** Records for the exercise follows **
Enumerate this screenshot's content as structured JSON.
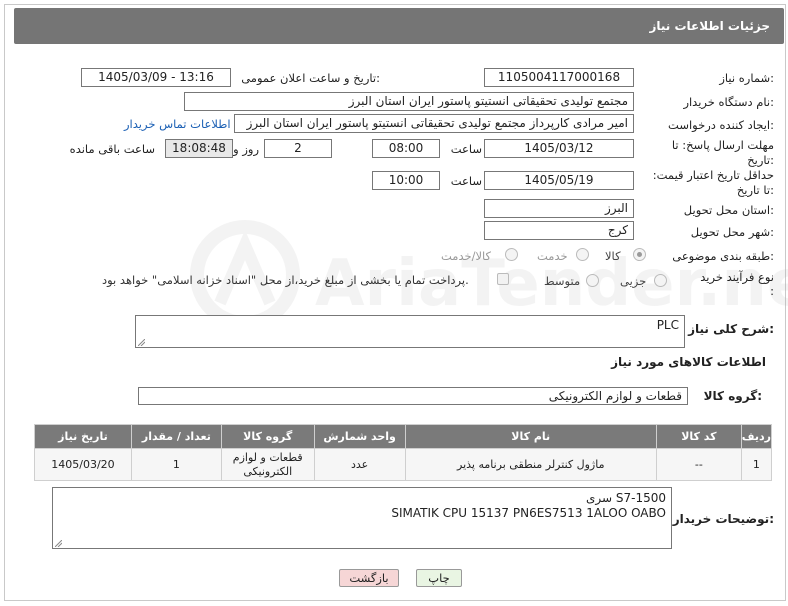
{
  "header": {
    "title": "جزئیات اطلاعات نیاز"
  },
  "form": {
    "need_number_label": "شماره نیاز:",
    "need_number": "1105004117000168",
    "announce_label": "تاریخ و ساعت اعلان عمومی:",
    "announce_value": "1405/03/09 - 13:16",
    "buyer_org_label": "نام دستگاه خریدار:",
    "buyer_org": "مجتمع تولیدی تحقیقاتی انستیتو پاستور ایران استان البرز",
    "requester_label": "ایجاد کننده درخواست:",
    "requester": "امیر مرادی کارپرداز مجتمع تولیدی تحقیقاتی انستیتو پاستور ایران استان البرز",
    "contact_link": "اطلاعات تماس خریدار",
    "deadline_label": "مهلت ارسال پاسخ: تا تاریخ:",
    "deadline_date": "1405/03/12",
    "time_word": "ساعت",
    "deadline_time": "08:00",
    "days_value": "2",
    "days_word": "روز و",
    "remaining_time": "18:08:48",
    "remaining_label": "ساعت باقی مانده",
    "validity_label": "حداقل تاریخ اعتبار قیمت: تا تاریخ:",
    "validity_date": "1405/05/19",
    "validity_time": "10:00",
    "province_label": "استان محل تحویل:",
    "province": "البرز",
    "city_label": "شهر محل تحویل:",
    "city": "کرج",
    "category_label": "طبقه بندی موضوعی:",
    "category_options": [
      "کالا",
      "خدمت",
      "کالا/خدمت"
    ],
    "process_label": "نوع فرآیند خرید :",
    "process_options": [
      "جزیی",
      "متوسط"
    ],
    "payment_note": "پرداخت تمام یا بخشی از مبلغ خرید،از محل \"اسناد خزانه اسلامی\" خواهد بود."
  },
  "description": {
    "label": "شرح کلی نیاز:",
    "value": "PLC"
  },
  "goods": {
    "section_title": "اطلاعات کالاهای مورد نیاز",
    "group_label": "گروه کالا:",
    "group_value": "قطعات و لوازم الکترونیکی",
    "columns": [
      "ردیف",
      "کد کالا",
      "نام کالا",
      "واحد شمارش",
      "گروه کالا",
      "تعداد / مقدار",
      "تاریخ نیاز"
    ],
    "rows": [
      [
        "1",
        "--",
        "ماژول کنترلر منطقی برنامه پذیر",
        "عدد",
        "قطعات و لوازم الکترونیکی",
        "1",
        "1405/03/20"
      ]
    ]
  },
  "buyer_notes": {
    "label": "توضیحات خریدار:",
    "line1": "سری   S7-1500",
    "line2": "SIMATIK CPU 15137 PN6ES7513  1ALOO OABO"
  },
  "buttons": {
    "print": "چاپ",
    "back": "بازگشت"
  },
  "watermark": {
    "text": "AriaTender.neT"
  },
  "colors": {
    "header": "#757575",
    "link": "#1a5fb4",
    "back_button": "#f6d6d6",
    "print_button": "#e9f5e3"
  }
}
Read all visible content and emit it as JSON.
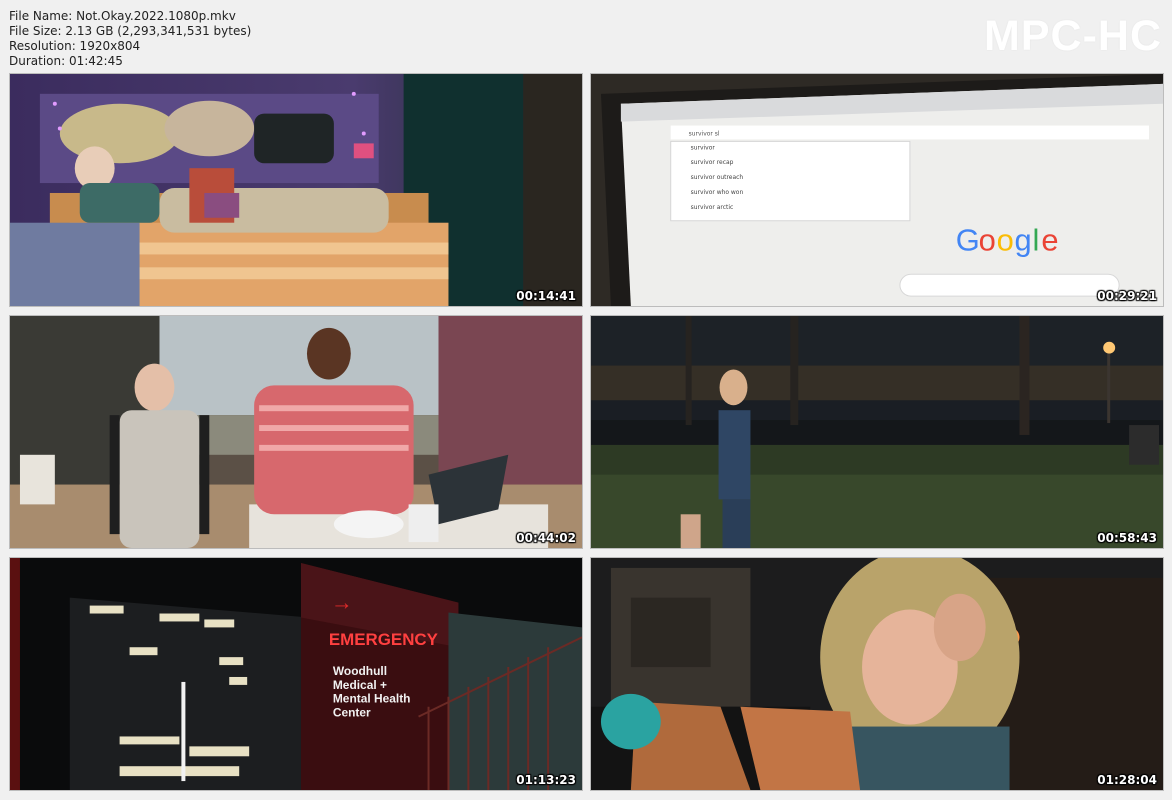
{
  "file_info": {
    "file_name": "File Name: Not.Okay.2022.1080p.mkv",
    "file_size": "File Size: 2.13 GB (2,293,341,531 bytes)",
    "resolution": "Resolution: 1920x804",
    "duration": "Duration: 01:42:45"
  },
  "logo": "MPC-HC",
  "thumbnails": [
    {
      "timestamp": "00:14:41"
    },
    {
      "timestamp": "00:29:21",
      "search_text": "survivor sl",
      "suggestions": [
        "survivor",
        "survivor recap",
        "survivor outreach",
        "survivor who won",
        "survivor arctic"
      ],
      "logo_letters": [
        "G",
        "o",
        "o",
        "g",
        "l",
        "e"
      ]
    },
    {
      "timestamp": "00:44:02"
    },
    {
      "timestamp": "00:58:43"
    },
    {
      "timestamp": "01:13:23",
      "sign_title": "EMERGENCY",
      "sign_lines": [
        "Woodhull",
        "Medical +",
        "Mental Health",
        "Center"
      ]
    },
    {
      "timestamp": "01:28:04"
    }
  ],
  "colors": {
    "google_blue": "#4285F4",
    "google_red": "#EA4335",
    "google_yellow": "#FBBC05",
    "google_green": "#34A853",
    "emergency_red": "#e02a2a"
  }
}
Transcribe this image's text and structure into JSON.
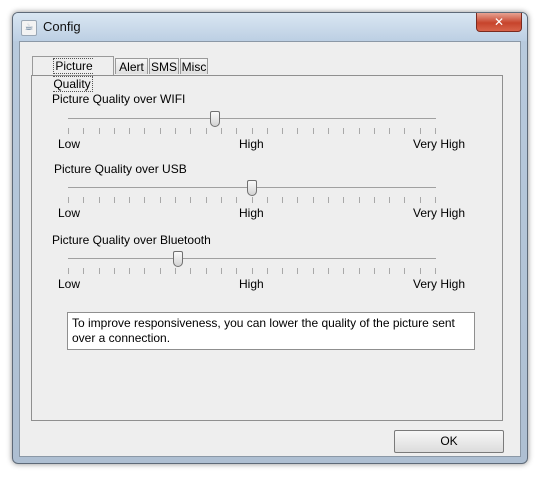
{
  "window": {
    "title": "Config",
    "close_glyph": "✕"
  },
  "tabs": [
    {
      "label": "Picture Quality",
      "active": true
    },
    {
      "label": "Alert"
    },
    {
      "label": "SMS"
    },
    {
      "label": "Misc"
    }
  ],
  "sliders": [
    {
      "label": "Picture Quality over WIFI",
      "value_fraction": 0.4,
      "ticks": [
        "Low",
        "High",
        "Very High"
      ]
    },
    {
      "label": "Picture Quality over USB",
      "value_fraction": 0.5,
      "ticks": [
        "Low",
        "High",
        "Very High"
      ]
    },
    {
      "label": "Picture Quality over Bluetooth",
      "value_fraction": 0.3,
      "ticks": [
        "Low",
        "High",
        "Very High"
      ]
    }
  ],
  "info_text": "To improve responsiveness, you can lower the quality of the picture sent over a connection.",
  "ok_label": "OK",
  "icons": {
    "app": "java-cup-icon",
    "close": "close-icon"
  },
  "colors": {
    "titlebar": "#c9d8e8",
    "close_button": "#c7442c",
    "panel": "#eeeeee"
  }
}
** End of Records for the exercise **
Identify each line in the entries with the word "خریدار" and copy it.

    "buyer_org_label": "نام دستگاه خریدار:",
    "contact_link": "اطلاعات تماس خریدار",
    "label": "توضیحات خریدار:",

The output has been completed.